#### ASSIGNMENT:
Scan the records for the string "text"; copy each line where it occurs.

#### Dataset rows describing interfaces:
#####

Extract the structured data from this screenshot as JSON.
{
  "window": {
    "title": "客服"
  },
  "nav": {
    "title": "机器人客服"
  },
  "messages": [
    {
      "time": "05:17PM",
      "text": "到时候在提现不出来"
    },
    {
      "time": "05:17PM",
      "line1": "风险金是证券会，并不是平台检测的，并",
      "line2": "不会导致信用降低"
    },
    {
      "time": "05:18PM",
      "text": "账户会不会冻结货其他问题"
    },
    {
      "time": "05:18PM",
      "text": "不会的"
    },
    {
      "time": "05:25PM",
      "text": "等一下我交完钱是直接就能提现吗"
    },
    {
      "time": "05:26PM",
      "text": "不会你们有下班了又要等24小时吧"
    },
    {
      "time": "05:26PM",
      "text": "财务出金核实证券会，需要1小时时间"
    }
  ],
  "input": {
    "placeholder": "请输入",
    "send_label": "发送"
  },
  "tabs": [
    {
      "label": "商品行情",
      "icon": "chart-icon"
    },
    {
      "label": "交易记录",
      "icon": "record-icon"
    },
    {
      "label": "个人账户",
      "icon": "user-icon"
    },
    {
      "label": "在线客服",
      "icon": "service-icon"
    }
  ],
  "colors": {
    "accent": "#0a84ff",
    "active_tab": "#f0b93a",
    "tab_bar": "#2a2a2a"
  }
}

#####

#### WRITTEN SOLUTION:
      "text": "到时候在提现不出来"
      "text": "账户会不会冻结货其他问题"
      "text": "不会的"
      "text": "等一下我交完钱是直接就能提现吗"
      "text": "不会你们有下班了又要等24小时吧"
      "text": "财务出金核实证券会，需要1小时时间"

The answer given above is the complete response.